REQUIRED WORK: What is needed is the number of lines below that contain the word "Линии", with no other output.

↓

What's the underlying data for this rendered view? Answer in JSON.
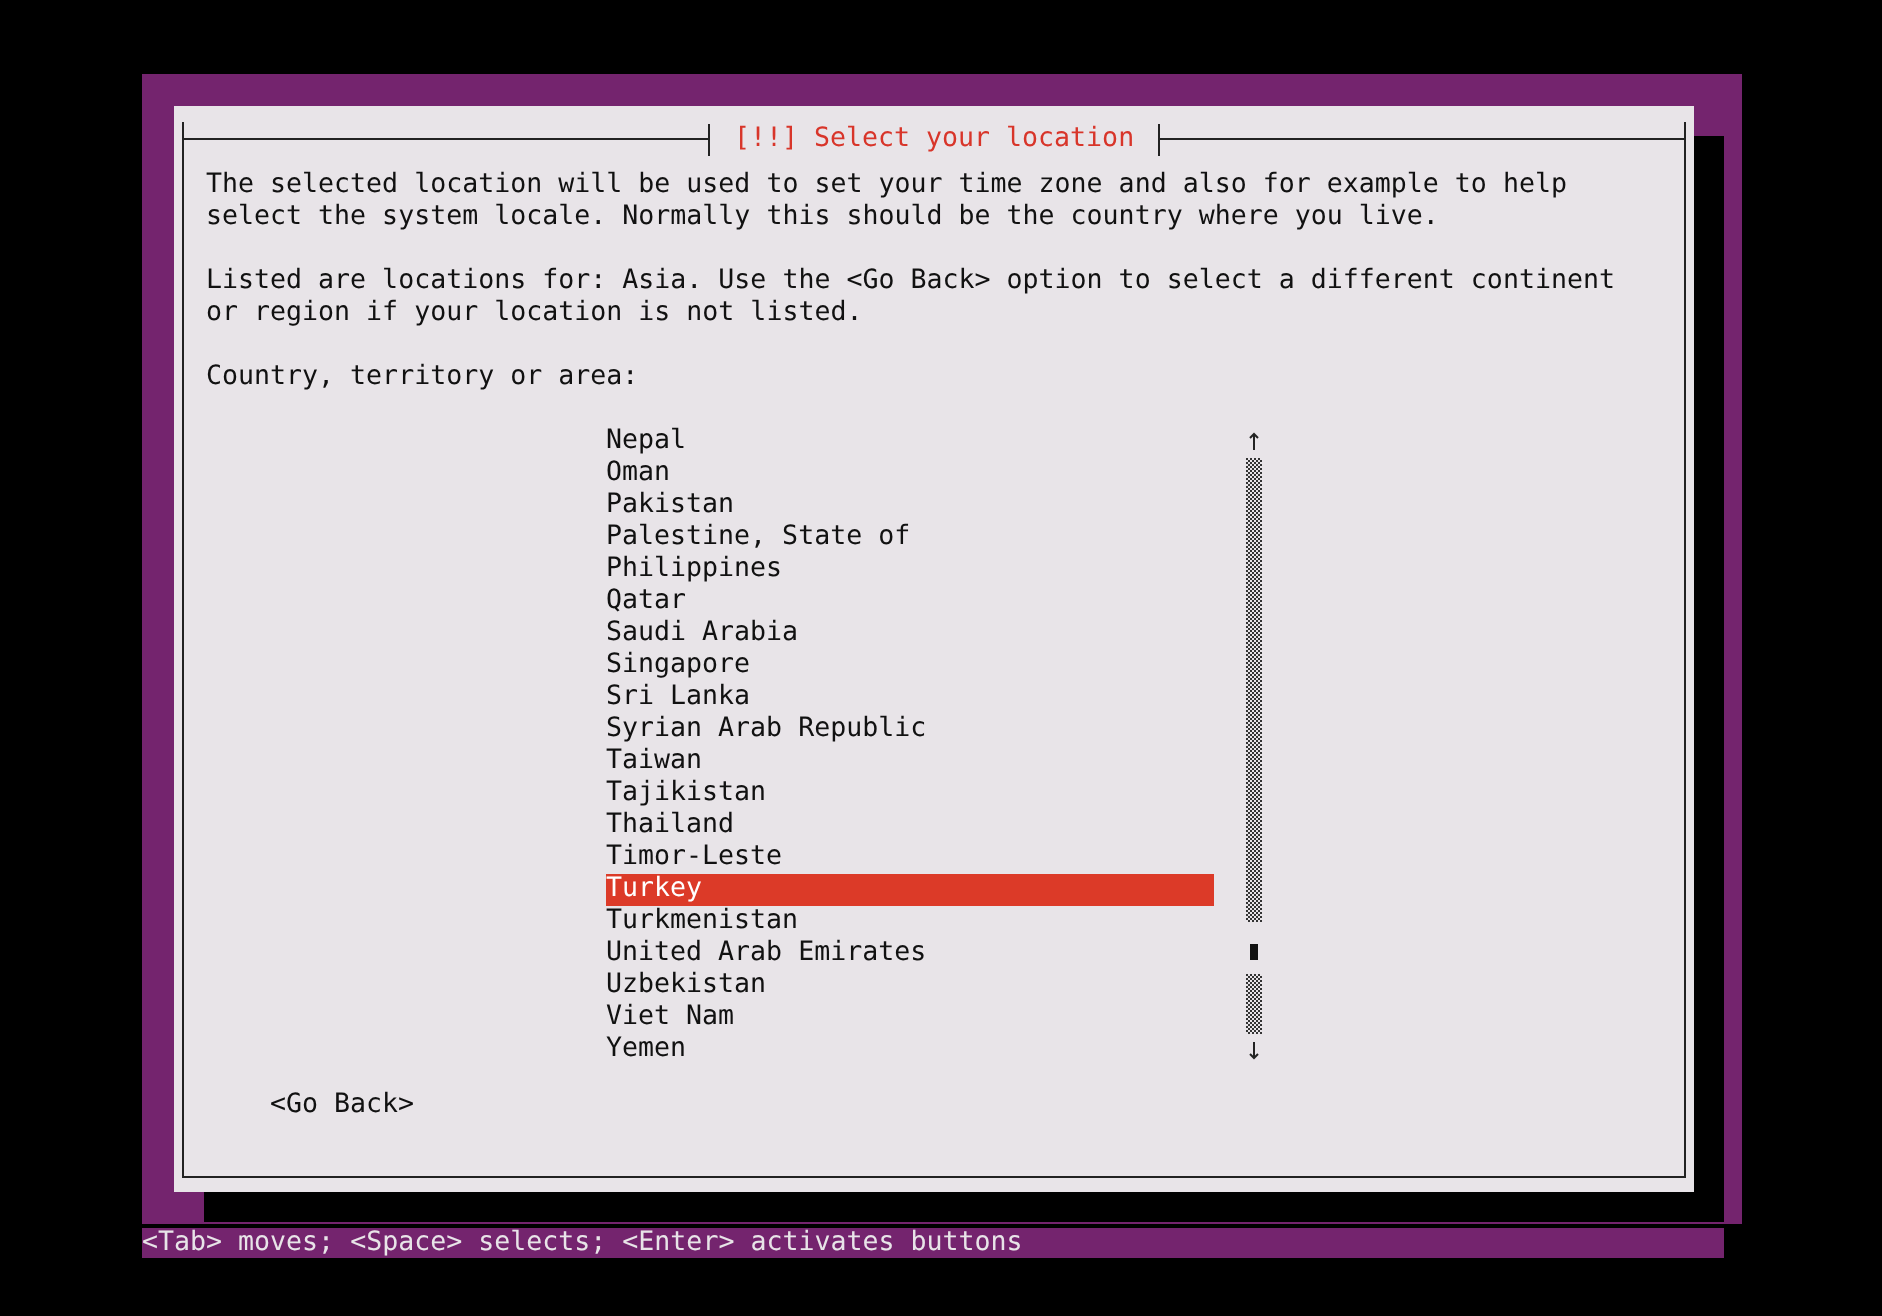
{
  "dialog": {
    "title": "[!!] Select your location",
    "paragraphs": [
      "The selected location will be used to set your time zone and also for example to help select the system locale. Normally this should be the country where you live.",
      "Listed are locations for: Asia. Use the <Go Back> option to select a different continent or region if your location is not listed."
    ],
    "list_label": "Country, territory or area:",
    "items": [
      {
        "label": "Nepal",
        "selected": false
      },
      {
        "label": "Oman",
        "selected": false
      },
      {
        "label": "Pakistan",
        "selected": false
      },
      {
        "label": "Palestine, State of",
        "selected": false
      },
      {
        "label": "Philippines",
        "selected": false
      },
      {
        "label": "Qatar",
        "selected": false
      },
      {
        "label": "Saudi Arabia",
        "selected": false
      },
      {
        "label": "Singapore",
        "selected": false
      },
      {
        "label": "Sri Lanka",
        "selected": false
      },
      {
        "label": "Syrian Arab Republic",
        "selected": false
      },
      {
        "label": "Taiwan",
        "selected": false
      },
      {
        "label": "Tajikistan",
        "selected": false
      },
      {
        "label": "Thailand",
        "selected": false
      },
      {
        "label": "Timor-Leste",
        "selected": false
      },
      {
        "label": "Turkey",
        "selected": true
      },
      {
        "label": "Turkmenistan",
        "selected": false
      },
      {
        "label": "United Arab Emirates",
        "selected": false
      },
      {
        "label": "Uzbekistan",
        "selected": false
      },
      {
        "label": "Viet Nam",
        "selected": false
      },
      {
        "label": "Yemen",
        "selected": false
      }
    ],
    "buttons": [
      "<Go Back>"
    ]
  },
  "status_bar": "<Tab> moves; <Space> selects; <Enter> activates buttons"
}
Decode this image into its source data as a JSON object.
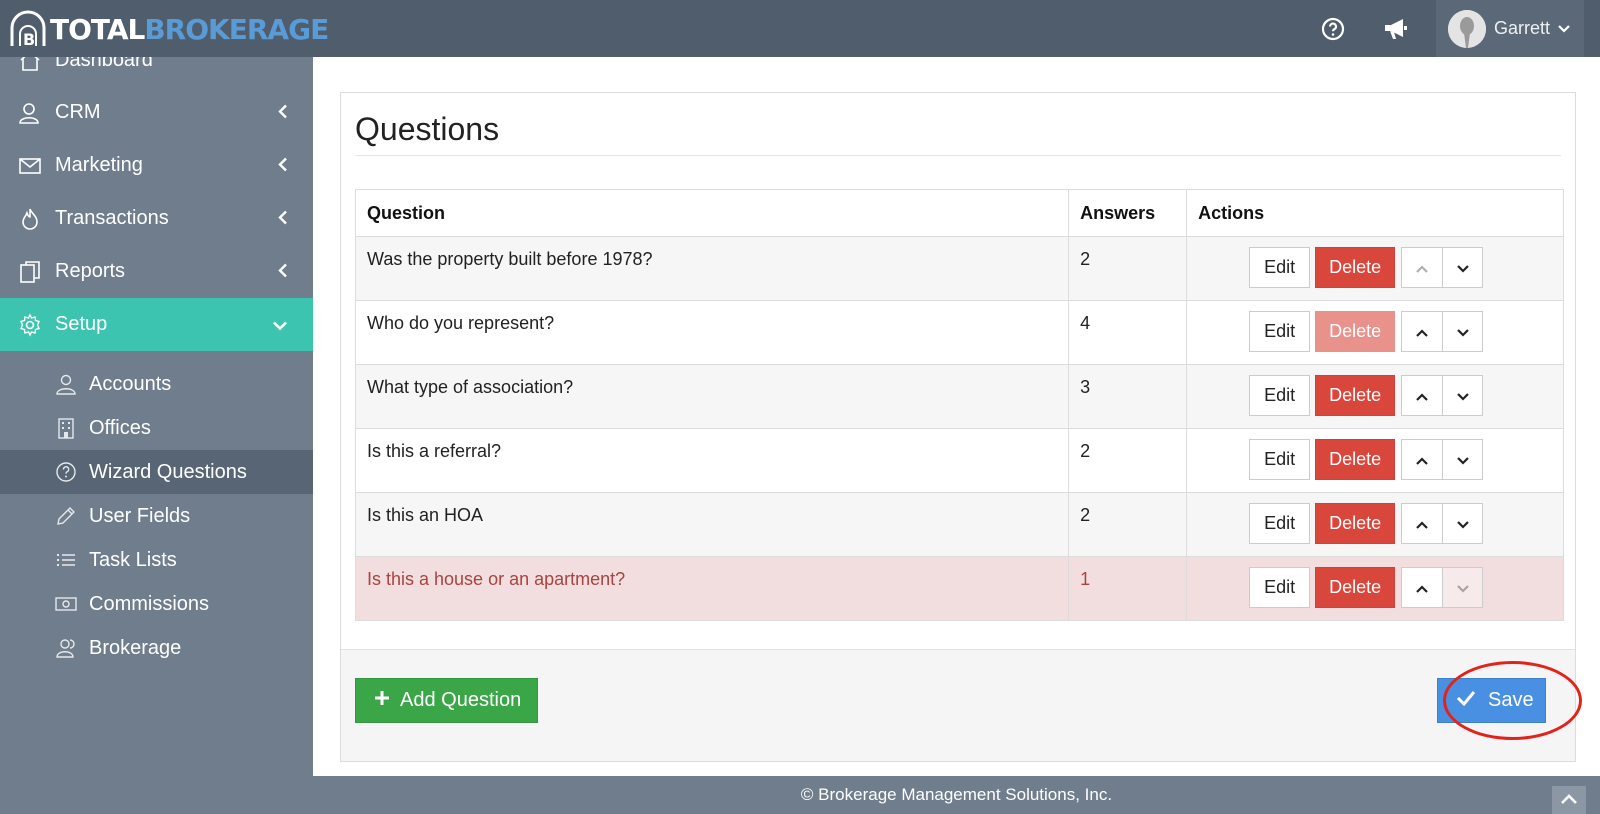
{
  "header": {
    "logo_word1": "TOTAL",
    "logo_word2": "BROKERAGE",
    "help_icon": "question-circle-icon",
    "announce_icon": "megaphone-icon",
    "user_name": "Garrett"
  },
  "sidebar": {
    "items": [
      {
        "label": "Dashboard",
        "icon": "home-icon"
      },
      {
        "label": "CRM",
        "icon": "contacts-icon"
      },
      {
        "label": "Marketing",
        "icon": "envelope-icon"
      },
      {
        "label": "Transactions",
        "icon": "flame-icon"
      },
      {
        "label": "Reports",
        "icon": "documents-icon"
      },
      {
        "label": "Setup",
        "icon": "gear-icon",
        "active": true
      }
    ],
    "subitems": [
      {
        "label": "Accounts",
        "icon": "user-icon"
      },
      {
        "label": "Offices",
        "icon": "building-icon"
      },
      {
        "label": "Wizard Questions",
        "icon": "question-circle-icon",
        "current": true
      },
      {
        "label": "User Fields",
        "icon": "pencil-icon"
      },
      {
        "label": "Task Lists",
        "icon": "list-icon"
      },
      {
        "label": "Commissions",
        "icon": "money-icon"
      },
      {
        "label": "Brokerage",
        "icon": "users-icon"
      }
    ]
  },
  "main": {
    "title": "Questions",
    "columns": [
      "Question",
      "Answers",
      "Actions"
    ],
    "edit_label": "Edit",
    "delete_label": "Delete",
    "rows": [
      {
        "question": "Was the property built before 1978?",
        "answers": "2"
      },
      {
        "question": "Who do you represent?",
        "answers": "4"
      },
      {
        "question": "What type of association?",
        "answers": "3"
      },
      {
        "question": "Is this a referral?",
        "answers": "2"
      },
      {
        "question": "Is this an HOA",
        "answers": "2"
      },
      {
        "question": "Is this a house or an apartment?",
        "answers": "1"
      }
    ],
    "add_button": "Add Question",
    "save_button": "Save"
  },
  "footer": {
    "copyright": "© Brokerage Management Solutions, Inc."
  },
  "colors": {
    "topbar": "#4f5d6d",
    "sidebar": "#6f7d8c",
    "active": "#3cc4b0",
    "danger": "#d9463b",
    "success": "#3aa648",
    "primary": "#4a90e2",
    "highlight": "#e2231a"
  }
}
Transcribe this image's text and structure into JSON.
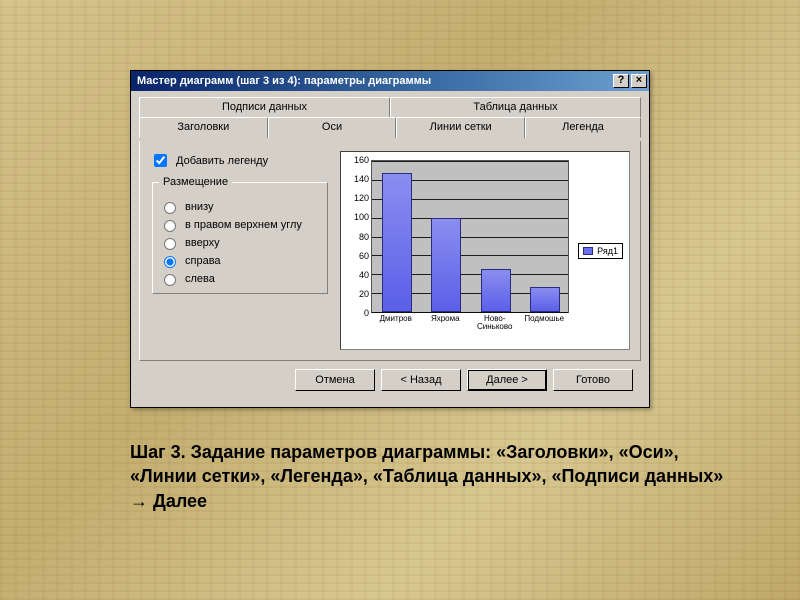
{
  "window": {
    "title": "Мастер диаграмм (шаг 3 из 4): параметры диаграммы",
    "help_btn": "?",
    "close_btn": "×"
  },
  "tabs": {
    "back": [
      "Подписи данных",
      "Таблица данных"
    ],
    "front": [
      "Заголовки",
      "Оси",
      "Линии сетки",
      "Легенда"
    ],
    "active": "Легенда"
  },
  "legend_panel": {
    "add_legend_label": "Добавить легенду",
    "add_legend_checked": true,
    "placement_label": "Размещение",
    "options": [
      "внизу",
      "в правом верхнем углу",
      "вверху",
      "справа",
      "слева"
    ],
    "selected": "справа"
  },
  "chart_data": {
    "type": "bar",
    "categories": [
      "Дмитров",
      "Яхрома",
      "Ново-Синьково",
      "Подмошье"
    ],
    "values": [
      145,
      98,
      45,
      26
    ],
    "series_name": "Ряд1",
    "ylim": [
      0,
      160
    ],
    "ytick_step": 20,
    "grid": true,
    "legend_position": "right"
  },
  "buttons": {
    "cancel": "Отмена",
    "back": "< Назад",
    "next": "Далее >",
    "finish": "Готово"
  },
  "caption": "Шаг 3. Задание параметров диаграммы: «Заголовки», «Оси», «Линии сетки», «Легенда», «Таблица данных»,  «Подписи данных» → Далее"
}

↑

ANSWER AREA: 2